A few months earlier, Epstein's lawyer, Maria Tankenson Hodge, submitted a request to add a 3,000-square foot spa to a permit application that included the music pavilion, a pool and 2,000-square foot cabana with a coral stone deck, living space and rest room. That portion of the island already housed a gym, tiki hut, nature observation cabana and dive pavilion, according to the documents.

"I am very concerned that major development is occurring on Little St. James Island through the processing of a series of minor" permit applications," Jean-Pierre Oriol, the then-director of the Coastal Zone Management program, wrote in a March 2011 letter to Epstein's attorney.

Oriol called on Hodge to provide a detailed inventory on "all existing structures on Little St. James" and a status report of all permits issued to Epstein's company "for which the scope of work is not completed."

Oriol also requested a meeting to discuss development on Little St. James.

The two sides did get together after the letter was sent, according to an agency official.

"They presented a survey of the existing site at the meeting and expressed no new buildings would be requested across the island," Hibbert said in a statement. "Our files do not reflect any other permit request since that 2011 time frame."

Hodge, Epstein's lawyer, did not return a request for comment.

Epstein, 66, is now facing up to 45 years in prison on charges of sex trafficking and conspiracy. Prosecutors say he preyed on girls as young as 14 and paid some of them to become recruiters who provided him with a steady supply of victims in the early 2000s.

NBC News reported Tuesday that Epstein was seeking to expand his island estate during the same period that his lawyers were secretly negotiating a lenient deal with federal prosecutors in Miami investigating similar allegations against him.

Epstein ultimately struck a 2008 deal that spared him the prospect of a long federal prison sentence. He pleaded guilty to two state prostitution counts and served 13 months in jail in an arrangement that allowed him to leave for 12 hours a day, six days a week, on work release.

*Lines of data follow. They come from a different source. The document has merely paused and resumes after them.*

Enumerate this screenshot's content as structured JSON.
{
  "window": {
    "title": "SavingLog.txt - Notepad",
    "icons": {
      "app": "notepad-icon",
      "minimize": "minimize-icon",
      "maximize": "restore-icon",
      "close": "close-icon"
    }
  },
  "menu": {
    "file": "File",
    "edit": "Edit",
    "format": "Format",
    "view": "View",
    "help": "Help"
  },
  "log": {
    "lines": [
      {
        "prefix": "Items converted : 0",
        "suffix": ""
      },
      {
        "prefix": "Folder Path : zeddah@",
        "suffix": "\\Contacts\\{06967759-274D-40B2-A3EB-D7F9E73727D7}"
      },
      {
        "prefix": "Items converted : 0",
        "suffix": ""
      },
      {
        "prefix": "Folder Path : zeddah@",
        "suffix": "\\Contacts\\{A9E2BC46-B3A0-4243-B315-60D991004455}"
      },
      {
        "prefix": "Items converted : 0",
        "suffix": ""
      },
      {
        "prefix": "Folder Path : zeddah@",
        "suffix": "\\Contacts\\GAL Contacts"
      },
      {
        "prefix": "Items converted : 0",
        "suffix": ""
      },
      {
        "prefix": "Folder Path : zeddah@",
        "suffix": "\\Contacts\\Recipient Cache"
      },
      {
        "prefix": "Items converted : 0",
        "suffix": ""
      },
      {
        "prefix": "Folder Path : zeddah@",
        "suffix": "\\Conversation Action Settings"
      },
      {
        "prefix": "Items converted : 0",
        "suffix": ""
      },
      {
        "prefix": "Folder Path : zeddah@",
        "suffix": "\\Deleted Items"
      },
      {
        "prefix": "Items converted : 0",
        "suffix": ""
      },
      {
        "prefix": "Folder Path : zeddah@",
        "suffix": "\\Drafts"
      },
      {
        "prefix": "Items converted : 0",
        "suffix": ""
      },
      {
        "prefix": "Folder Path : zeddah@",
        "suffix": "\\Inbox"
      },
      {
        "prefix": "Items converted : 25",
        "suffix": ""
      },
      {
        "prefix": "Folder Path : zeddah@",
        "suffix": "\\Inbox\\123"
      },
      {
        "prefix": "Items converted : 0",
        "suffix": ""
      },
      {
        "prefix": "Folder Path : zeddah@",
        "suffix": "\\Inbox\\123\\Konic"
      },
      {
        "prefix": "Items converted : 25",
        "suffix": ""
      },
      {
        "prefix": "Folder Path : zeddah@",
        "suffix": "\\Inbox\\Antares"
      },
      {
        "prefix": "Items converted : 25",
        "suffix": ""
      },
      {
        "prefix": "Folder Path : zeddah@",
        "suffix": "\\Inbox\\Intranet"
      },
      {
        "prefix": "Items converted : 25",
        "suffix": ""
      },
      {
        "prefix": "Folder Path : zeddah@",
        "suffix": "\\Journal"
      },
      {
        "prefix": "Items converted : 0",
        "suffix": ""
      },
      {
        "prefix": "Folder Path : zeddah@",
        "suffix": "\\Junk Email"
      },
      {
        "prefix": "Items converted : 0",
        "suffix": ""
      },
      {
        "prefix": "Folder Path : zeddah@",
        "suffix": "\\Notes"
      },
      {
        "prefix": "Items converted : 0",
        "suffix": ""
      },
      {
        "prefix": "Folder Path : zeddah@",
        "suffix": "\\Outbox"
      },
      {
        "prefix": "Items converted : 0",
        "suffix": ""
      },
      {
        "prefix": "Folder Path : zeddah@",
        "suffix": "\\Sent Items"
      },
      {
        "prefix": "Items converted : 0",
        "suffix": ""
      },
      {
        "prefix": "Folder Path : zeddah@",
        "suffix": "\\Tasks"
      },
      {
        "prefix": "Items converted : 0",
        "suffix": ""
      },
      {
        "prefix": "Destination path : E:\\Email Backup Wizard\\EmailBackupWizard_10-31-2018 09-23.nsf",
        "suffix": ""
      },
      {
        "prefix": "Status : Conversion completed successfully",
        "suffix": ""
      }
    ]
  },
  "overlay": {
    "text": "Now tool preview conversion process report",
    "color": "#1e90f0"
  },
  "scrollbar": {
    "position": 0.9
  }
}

While the two sides were still hashing out the agreement, Epstein was moving forward with plans to triple the size of his 8,124-square-foot island residence and add a new pool, spa and underground theater, according to permit records viewed by NBC News.

Read Full Story

Sign up for Breaking News by AOL to get the latest breaking news alerts and updates delivered straight to your inbox.

Subscribe to our other newsletters

Emails may offer personalized content or ads. Learn more. You may unsubscribe any time.